by | Jun 4, 1999 | Healing

Maria’s arrest record for prostitution was her claim to fame. She had been a “frequent flyer”, in and out of the hospital for drug addiction-related maladies, so this admission would probably be no different from the previous ones. She would be hydrated and medicated and followed by the medical residents, then sent on her way until the next visit. How little did I know what was planned for both of us.

My usual routine is to get nursing report, then make a quick check on each of my patients before mixing the medications needed for the night shift. I call it my “drive-by”, introducing myself, locking bed brakes, sniffing out potential problems which could rapidly snowball into a crisis. Making a mental note of each patient’s needs helps me prioritize the care to be given, so the initial assessment is invaluable.

Assuming Maria’s stay would be the same as it always was, and knowing she was familiar with the routine, I breezed into her room with the intent of an exchange of smiles and handwaves. Rounding the corner of the curtain separating the two beds, I found a very different Maria from the ebullient woman I had known. In place of a bold, laughing chatterbox was a somber, pale figure lying quietly in the darkness on the unrelenting hardness of the plastic hospital mattress. A wan smile replaced the usual hearty greeting, and my senses immediately went into full alert.

Was she in pain? There was certainly something ordered to give her relief. I knelt by her bed and questioned her. Oh, yes, she was in pain, but not the kind most of us know. She told me that her newly diagnosed cancer was a fast-moving type for which there was no cure. Her pain was in her soul.

When my care for the other patients was complete, Maria’s room was where I could be found, listening to her tale of countless men and drugs which took her away from ugly reality. Her children had been taken away from her, but, oh, how she loved them. She said she was “no good”, and they deserved someone who could care for them, but not a day passed that she didn’t miss them. Now she was approaching the end of life on earth and was turning to face the demons of her past. How ashamed she felt!

Her sorrow was seemingly insurmountable as she repeatedly told me what an awful person she had been.

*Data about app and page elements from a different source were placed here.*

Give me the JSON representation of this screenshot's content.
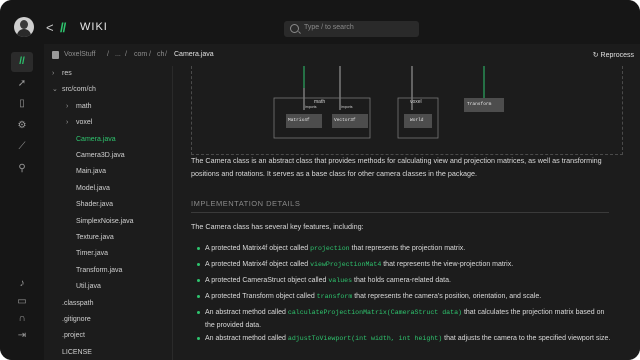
{
  "app": {
    "title": "WIKI",
    "logo_text": "//",
    "back_glyph": "<",
    "search_placeholder": "Type / to search"
  },
  "rail": {
    "items": [
      {
        "icon": "wiki-icon",
        "glyph": "//",
        "active": true
      },
      {
        "icon": "rocket-icon",
        "glyph": "➚",
        "active": false
      },
      {
        "icon": "book-icon",
        "glyph": "▯",
        "active": false
      },
      {
        "icon": "settings-icon",
        "glyph": "⚙",
        "active": false
      },
      {
        "icon": "chart-icon",
        "glyph": "⟋",
        "active": false
      },
      {
        "icon": "hierarchy-icon",
        "glyph": "⚲",
        "active": false
      },
      {
        "icon": "bell-icon",
        "glyph": "♪",
        "active": false
      },
      {
        "icon": "monitor-icon",
        "glyph": "▭",
        "active": false
      },
      {
        "icon": "headset-icon",
        "glyph": "∩",
        "active": false
      },
      {
        "icon": "logout-icon",
        "glyph": "⇥",
        "active": false
      }
    ]
  },
  "breadcrumb": {
    "items": [
      "VoxelStuff",
      "/",
      "...",
      "/",
      "com",
      "/",
      "ch",
      "/"
    ],
    "current": "Camera.java",
    "action": "Reprocess"
  },
  "tree": {
    "items": [
      {
        "label": "res",
        "chevron": "›",
        "indent": 0,
        "active": false
      },
      {
        "label": "src/com/ch",
        "chevron": "⌄",
        "indent": 0,
        "active": false
      },
      {
        "label": "math",
        "chevron": "›",
        "indent": 1,
        "active": false
      },
      {
        "label": "voxel",
        "chevron": "›",
        "indent": 1,
        "active": false
      },
      {
        "label": "Camera.java",
        "chevron": "",
        "indent": 1,
        "active": true
      },
      {
        "label": "Camera3D.java",
        "chevron": "",
        "indent": 1,
        "active": false
      },
      {
        "label": "Main.java",
        "chevron": "",
        "indent": 1,
        "active": false
      },
      {
        "label": "Model.java",
        "chevron": "",
        "indent": 1,
        "active": false
      },
      {
        "label": "Shader.java",
        "chevron": "",
        "indent": 1,
        "active": false
      },
      {
        "label": "SimplexNoise.java",
        "chevron": "",
        "indent": 1,
        "active": false
      },
      {
        "label": "Texture.java",
        "chevron": "",
        "indent": 1,
        "active": false
      },
      {
        "label": "Timer.java",
        "chevron": "",
        "indent": 1,
        "active": false
      },
      {
        "label": "Transform.java",
        "chevron": "",
        "indent": 1,
        "active": false
      },
      {
        "label": "Util.java",
        "chevron": "",
        "indent": 1,
        "active": false
      },
      {
        "label": ".classpath",
        "chevron": "",
        "indent": 0,
        "active": false
      },
      {
        "label": ".gitignore",
        "chevron": "",
        "indent": 0,
        "active": false
      },
      {
        "label": ".project",
        "chevron": "",
        "indent": 0,
        "active": false
      },
      {
        "label": "LICENSE",
        "chevron": "",
        "indent": 0,
        "active": false
      }
    ]
  },
  "diagram": {
    "groups": [
      "math",
      "voxel"
    ],
    "edge_label": "imports",
    "nodes": [
      "Matrix4f",
      "Vector3f",
      "World",
      "Transform"
    ]
  },
  "content": {
    "intro": "The Camera class is an abstract class that provides methods for calculating view and projection matrices, as well as transforming positions and rotations. It serves as a base class for other camera classes in the package.",
    "section_title": "IMPLEMENTATION DETAILS",
    "section_intro": "The Camera class has several key features, including:",
    "bullets": [
      {
        "pre": "A protected Matrix4f object called ",
        "code": "projection",
        "post": " that represents the projection matrix."
      },
      {
        "pre": "A protected Matrix4f object called ",
        "code": "viewProjectionMat4",
        "post": " that represents the view-projection matrix."
      },
      {
        "pre": "A protected CameraStruct object called ",
        "code": "values",
        "post": " that holds camera-related data."
      },
      {
        "pre": "A protected Transform object called ",
        "code": "transform",
        "post": " that represents the camera's position, orientation, and scale."
      },
      {
        "pre": "An abstract method called ",
        "code": "calculateProjectionMatrix(CameraStruct data)",
        "post": " that calculates the projection matrix based on the provided data."
      },
      {
        "pre": "An abstract method called ",
        "code": "adjustToViewport(int width, int height)",
        "post": " that adjusts the camera to the specified viewport size."
      }
    ]
  },
  "colors": {
    "accent": "#2ec46e",
    "background": "#1c1c1c",
    "sidebar": "#161616"
  }
}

I allowed her to talk herself to sleep, and prayed for the wisdom to know what to say. This pain was more excruciating than any I had ever encountered. What could I say that would be of any help? I didn’t want to be an empty talking box, reciting platitudes which meant nothing.

I carried the vivid memory of her anguish home with me, and after a few hours sleep, searched through my collection of spiritual readings, and found exactly what I needed.

Returning to the hospital, I gave her a poem about Jesus forgiving Mary Magdalen, and I spoke about God’s unconditional love for her, Maria. Unrehearsed words crossed my lips in an endless procession, and I passionately poured out my heart. She read the poem. Once. Twice. Again. Then, the tears trickled down her cheeks and she reached up and hugged me with the tightest squeeze she could muster.

“This is me in the poem. My mother has been telling me about Jesus for so many years, but I wouldn’t listen. Now, you are telling me the same thing. He loves me no matter what I did? So, it must be true. I have to find out more about Him.” Speechless, I returned the hug. When I checked her later, she was sleeping with the poem tightly clutched in her hand.

My assignment was changed for the rest of the week, and we didn’t have the chance for any more talks. I did put a Bible on her bedside table while she napped, and on the day of her discharge, I stopped at her room to say good-bye. She was sitting up against a bank of pillows, Bible open in her hands, peacefully absorbed in the printed text. She flashed a smile when I walked in. “You gave this to me, didn’t you? I just know it was you! You’ll never know what it means to me.” She was going home to live with her mother for her remaining time and to make amends with her children.

I never saw Maria again. My part in her life was fleeting, and certainly was not in the official nursing care plan, but I was reminded once again that the Great Physician uses all of us to do His work, even in the middle of the night.

Irene Budzynski, R.N. irene_budd@yahoo.com

Irene and her husband of 33 years live in New England where they raised three sons. Her work has appeared in HeartTouchers, Heartwarmers, and various online websites. “Night Shift” was featured on Nightsounds Radio; “More than a Paycheck” will be included in the next Heartwarmers book; and two of her stories were semifinalists for Chicken Soup for the Soul books. Her last project was to assist her 85 year old author friend (who has been writing for over 50 years) to self-publish a book. “What a testing of patience!”